In the old days, the dimensions of a television series was dictated by the scheduling of broadcast television. 21 or 42 minutes per episode, padded with commercials to make 30 or 60 minute broadcast slots. American television contained 13 or 26 weekly episodes per season. Generally speaking, a single episode was a designed as a fully-contained three-act story, with occasional two-part episodes. The cliffhangers that had been common in radio drama were carried over into the early days of television, but those mostly fell to the wayside. In many cases, a small amount of effort was given to character development and even character story arc, but the main story structure was wholly contained within single episodes.
Streaming television has freed television from the rigid dimensions of broadcast television. Episode length can be as short or as long as necessary. The number of episodes in a season can be whatever makes sense. Viewers do not necessarily need to wait a week between episodes. This has unleashed television writers and producers to experiment in all kinds of ways, and I would argue that what has emerged is a new format, which could rightly be considered a new art form.
A single story can now be told across an entire series. This makes the format longer than “film”, which has an average length of about two hours. This offers the possibility of significantly more depth, more detailed character study, and more complicated story. Yet in most cases, some adherence to the three-act episode is retained, leaving the viewer satisfied with the resolution of the episode story, but still eager to continue following the overall story of the season or series.
This means writers, producers, and show runners must make a number of creative decisions about how to balance episode story with overall story, and how much depth to devote to each. Have we been doing this long enough to know what works? I don’t think so.
Writers and creators are faced with a market that demands new television concepts with season-long stories baked in. That means character and story arcs must be planned in a fair amount of detail at the beginning, with at least some initial episodes written (as scripts or synopses). This is a much higher bar, but of course it has the potential for a much bigger pay-off.
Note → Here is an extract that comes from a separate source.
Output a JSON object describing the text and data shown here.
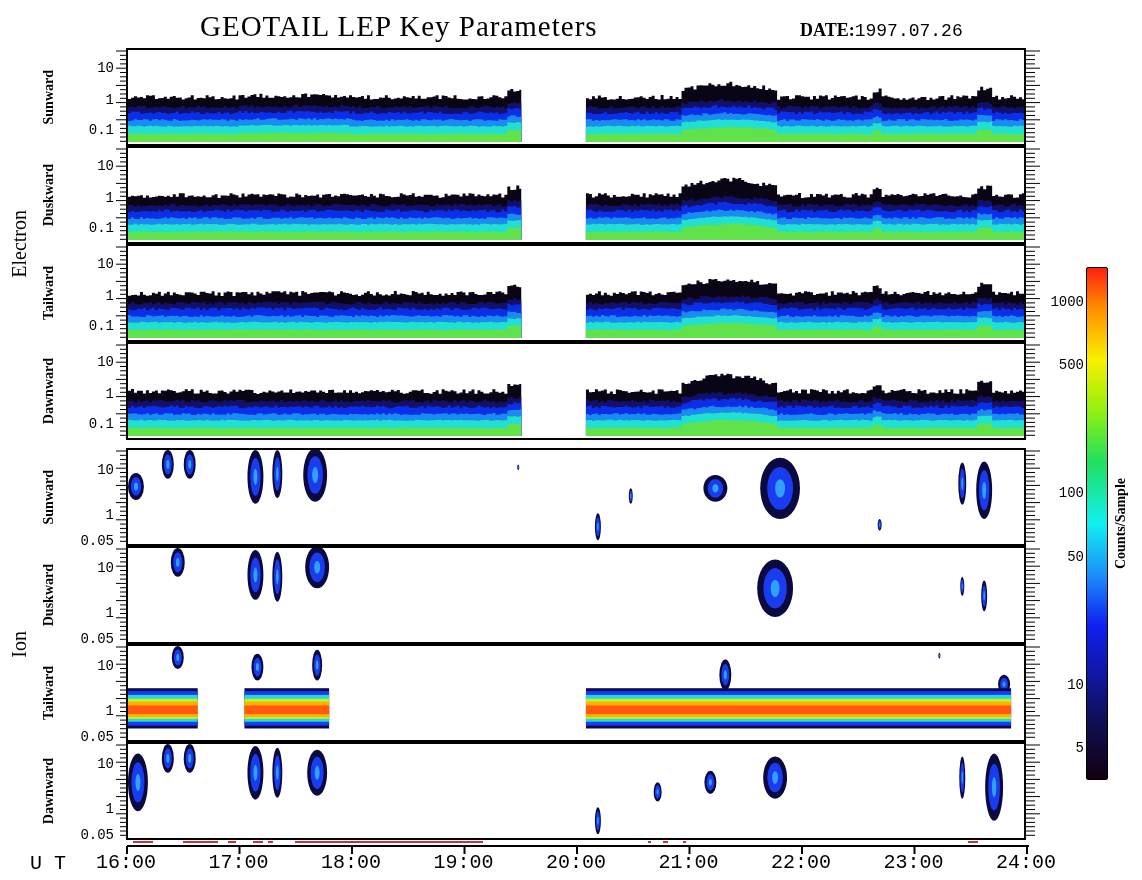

Update: I guess it’s really not that complicated. In writing, there are goals at every level. There is a story goal, there are scene goals, and there are character goals which may not be satisfied within the scope of a single story. In a series, there are episode goals, season goals, and series goals. Each episode has a beginning, a middle, and an end, even though season and series goals may not start or end within the particular episode. A season has a beginning, middle, and end, and so does a series (unless it gets cancelled). The real choice for show writers is to decide how much emphasis to place on the various storylines: episode, season, series, and character arc. This isn’t a new concept; there have always been secondary storylines in episodic television, and there must be a balance between them.
Update: I was just watching an episode of “Better Call Saul”, and it definitely didn’t have a beginning, a middle, and an end. It progressed the story, but nothing was started or wrapped up in the episode. Perhaps I noticed because I was only watching a single episode, and not binge watching.